# What to work on
Please copy out the records that follow, word for word.

[Dataset rows for apps and sites]
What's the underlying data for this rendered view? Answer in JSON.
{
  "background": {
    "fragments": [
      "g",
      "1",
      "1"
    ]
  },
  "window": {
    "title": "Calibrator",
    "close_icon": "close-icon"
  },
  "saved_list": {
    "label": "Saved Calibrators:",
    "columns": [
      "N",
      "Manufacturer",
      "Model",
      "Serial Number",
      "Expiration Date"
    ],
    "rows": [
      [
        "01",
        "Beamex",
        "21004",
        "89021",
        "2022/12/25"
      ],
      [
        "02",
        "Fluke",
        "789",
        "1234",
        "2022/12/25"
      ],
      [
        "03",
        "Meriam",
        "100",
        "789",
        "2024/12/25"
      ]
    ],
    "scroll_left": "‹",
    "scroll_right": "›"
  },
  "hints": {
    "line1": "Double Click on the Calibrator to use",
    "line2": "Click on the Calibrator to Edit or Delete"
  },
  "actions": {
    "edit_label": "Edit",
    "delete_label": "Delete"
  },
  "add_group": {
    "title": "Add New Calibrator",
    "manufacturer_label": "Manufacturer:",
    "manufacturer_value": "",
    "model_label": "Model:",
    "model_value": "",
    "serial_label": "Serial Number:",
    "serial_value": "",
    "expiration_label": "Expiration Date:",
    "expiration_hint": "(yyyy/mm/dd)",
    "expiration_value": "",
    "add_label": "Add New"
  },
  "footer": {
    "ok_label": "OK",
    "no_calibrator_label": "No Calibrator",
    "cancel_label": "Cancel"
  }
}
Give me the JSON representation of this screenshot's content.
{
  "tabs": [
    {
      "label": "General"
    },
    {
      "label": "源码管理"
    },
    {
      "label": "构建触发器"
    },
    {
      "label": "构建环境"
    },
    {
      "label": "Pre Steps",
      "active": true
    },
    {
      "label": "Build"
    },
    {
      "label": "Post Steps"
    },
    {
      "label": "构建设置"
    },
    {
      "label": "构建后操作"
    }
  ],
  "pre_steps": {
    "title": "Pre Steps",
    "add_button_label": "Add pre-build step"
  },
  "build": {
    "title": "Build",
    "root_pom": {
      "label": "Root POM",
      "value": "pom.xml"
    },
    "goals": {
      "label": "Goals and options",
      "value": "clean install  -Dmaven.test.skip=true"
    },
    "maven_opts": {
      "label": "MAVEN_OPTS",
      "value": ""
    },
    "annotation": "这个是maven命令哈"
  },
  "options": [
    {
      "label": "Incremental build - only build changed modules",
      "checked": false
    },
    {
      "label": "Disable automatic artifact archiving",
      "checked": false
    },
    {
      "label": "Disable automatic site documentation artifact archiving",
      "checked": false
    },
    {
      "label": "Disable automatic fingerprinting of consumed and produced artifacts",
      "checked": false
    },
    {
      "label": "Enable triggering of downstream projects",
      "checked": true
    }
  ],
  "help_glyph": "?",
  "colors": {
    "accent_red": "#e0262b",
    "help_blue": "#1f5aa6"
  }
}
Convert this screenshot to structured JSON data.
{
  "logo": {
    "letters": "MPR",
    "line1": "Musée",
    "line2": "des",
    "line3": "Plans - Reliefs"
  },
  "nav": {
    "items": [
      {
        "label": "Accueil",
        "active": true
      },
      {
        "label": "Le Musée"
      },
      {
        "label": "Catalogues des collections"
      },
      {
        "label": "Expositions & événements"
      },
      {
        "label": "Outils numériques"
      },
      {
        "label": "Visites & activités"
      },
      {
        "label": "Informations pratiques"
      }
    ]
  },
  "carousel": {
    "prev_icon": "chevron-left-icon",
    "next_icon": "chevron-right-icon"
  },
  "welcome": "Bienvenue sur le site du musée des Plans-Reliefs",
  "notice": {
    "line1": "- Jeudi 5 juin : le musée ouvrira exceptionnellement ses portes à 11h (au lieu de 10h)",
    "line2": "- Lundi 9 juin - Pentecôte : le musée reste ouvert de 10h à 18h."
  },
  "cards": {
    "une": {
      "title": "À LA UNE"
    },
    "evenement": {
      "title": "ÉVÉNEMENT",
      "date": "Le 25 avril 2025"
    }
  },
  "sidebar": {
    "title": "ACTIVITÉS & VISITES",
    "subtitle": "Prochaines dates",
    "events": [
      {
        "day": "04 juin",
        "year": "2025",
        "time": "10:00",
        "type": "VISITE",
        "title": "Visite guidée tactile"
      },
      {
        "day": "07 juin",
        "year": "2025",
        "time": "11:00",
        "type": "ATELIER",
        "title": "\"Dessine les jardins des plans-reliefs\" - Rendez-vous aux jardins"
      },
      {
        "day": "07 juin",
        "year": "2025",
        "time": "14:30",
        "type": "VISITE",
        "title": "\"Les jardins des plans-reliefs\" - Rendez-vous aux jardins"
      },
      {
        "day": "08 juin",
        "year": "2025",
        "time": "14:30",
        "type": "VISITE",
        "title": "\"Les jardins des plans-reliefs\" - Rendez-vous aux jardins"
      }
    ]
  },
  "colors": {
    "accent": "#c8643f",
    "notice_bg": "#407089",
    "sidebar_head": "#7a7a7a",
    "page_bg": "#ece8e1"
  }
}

# Completed task
What's the underlying data for this rendered view? Answer in JSON.
{
  "background": {
    "fragments": [
      "g",
      "1",
      "1"
    ]
  },
  "window": {
    "title": "Calibrator",
    "close_icon": "close-icon"
  },
  "saved_list": {
    "label": "Saved Calibrators:",
    "columns": [
      "N",
      "Manufacturer",
      "Model",
      "Serial Number",
      "Expiration Date"
    ],
    "rows": [
      [
        "01",
        "Beamex",
        "21004",
        "89021",
        "2022/12/25"
      ],
      [
        "02",
        "Fluke",
        "789",
        "1234",
        "2022/12/25"
      ],
      [
        "03",
        "Meriam",
        "100",
        "789",
        "2024/12/25"
      ]
    ],
    "scroll_left": "‹",
    "scroll_right": "›"
  },
  "hints": {
    "line1": "Double Click on the Calibrator to use",
    "line2": "Click on the Calibrator to Edit or Delete"
  },
  "actions": {
    "edit_label": "Edit",
    "delete_label": "Delete"
  },
  "add_group": {
    "title": "Add New Calibrator",
    "manufacturer_label": "Manufacturer:",
    "manufacturer_value": "",
    "model_label": "Model:",
    "model_value": "",
    "serial_label": "Serial Number:",
    "serial_value": "",
    "expiration_label": "Expiration Date:",
    "expiration_hint": "(yyyy/mm/dd)",
    "expiration_value": "",
    "add_label": "Add New"
  },
  "footer": {
    "ok_label": "OK",
    "no_calibrator_label": "No Calibrator",
    "cancel_label": "Cancel"
  }
}
Give me the JSON representation of this screenshot's content.
{
  "tabs": [
    {
      "label": "General"
    },
    {
      "label": "源码管理"
    },
    {
      "label": "构建触发器"
    },
    {
      "label": "构建环境"
    },
    {
      "label": "Pre Steps",
      "active": true
    },
    {
      "label": "Build"
    },
    {
      "label": "Post Steps"
    },
    {
      "label": "构建设置"
    },
    {
      "label": "构建后操作"
    }
  ],
  "pre_steps": {
    "title": "Pre Steps",
    "add_button_label": "Add pre-build step"
  },
  "build": {
    "title": "Build",
    "root_pom": {
      "label": "Root POM",
      "value": "pom.xml"
    },
    "goals": {
      "label": "Goals and options",
      "value": "clean install  -Dmaven.test.skip=true"
    },
    "maven_opts": {
      "label": "MAVEN_OPTS",
      "value": ""
    },
    "annotation": "这个是maven命令哈"
  },
  "options": [
    {
      "label": "Incremental build - only build changed modules",
      "checked": false
    },
    {
      "label": "Disable automatic artifact archiving",
      "checked": false
    },
    {
      "label": "Disable automatic site documentation artifact archiving",
      "checked": false
    },
    {
      "label": "Disable automatic fingerprinting of consumed and produced artifacts",
      "checked": false
    },
    {
      "label": "Enable triggering of downstream projects",
      "checked": true
    }
  ],
  "help_glyph": "?",
  "colors": {
    "accent_red": "#e0262b",
    "help_blue": "#1f5aa6"
  }
}
Convert this screenshot to structured JSON data.
{
  "logo": {
    "letters": "MPR",
    "line1": "Musée",
    "line2": "des",
    "line3": "Plans - Reliefs"
  },
  "nav": {
    "items": [
      {
        "label": "Accueil",
        "active": true
      },
      {
        "label": "Le Musée"
      },
      {
        "label": "Catalogues des collections"
      },
      {
        "label": "Expositions & événements"
      },
      {
        "label": "Outils numériques"
      },
      {
        "label": "Visites & activités"
      },
      {
        "label": "Informations pratiques"
      }
    ]
  },
  "carousel": {
    "prev_icon": "chevron-left-icon",
    "next_icon": "chevron-right-icon"
  },
  "welcome": "Bienvenue sur le site du musée des Plans-Reliefs",
  "notice": {
    "line1": "- Jeudi 5 juin : le musée ouvrira exceptionnellement ses portes à 11h (au lieu de 10h)",
    "line2": "- Lundi 9 juin - Pentecôte : le musée reste ouvert de 10h à 18h."
  },
  "cards": {
    "une": {
      "title": "À LA UNE"
    },
    "evenement": {
      "title": "ÉVÉNEMENT",
      "date": "Le 25 avril 2025"
    }
  },
  "sidebar": {
    "title": "ACTIVITÉS & VISITES",
    "subtitle": "Prochaines dates",
    "events": [
      {
        "day": "04 juin",
        "year": "2025",
        "time": "10:00",
        "type": "VISITE",
        "title": "Visite guidée tactile"
      },
      {
        "day": "07 juin",
        "year": "2025",
        "time": "11:00",
        "type": "ATELIER",
        "title": "\"Dessine les jardins des plans-reliefs\" - Rendez-vous aux jardins"
      },
      {
        "day": "07 juin",
        "year": "2025",
        "time": "14:30",
        "type": "VISITE",
        "title": "\"Les jardins des plans-reliefs\" - Rendez-vous aux jardins"
      },
      {
        "day": "08 juin",
        "year": "2025",
        "time": "14:30",
        "type": "VISITE",
        "title": "\"Les jardins des plans-reliefs\" - Rendez-vous aux jardins"
      }
    ]
  },
  "colors": {
    "accent": "#c8643f",
    "notice_bg": "#407089",
    "sidebar_head": "#7a7a7a",
    "page_bg": "#ece8e1"
  }
}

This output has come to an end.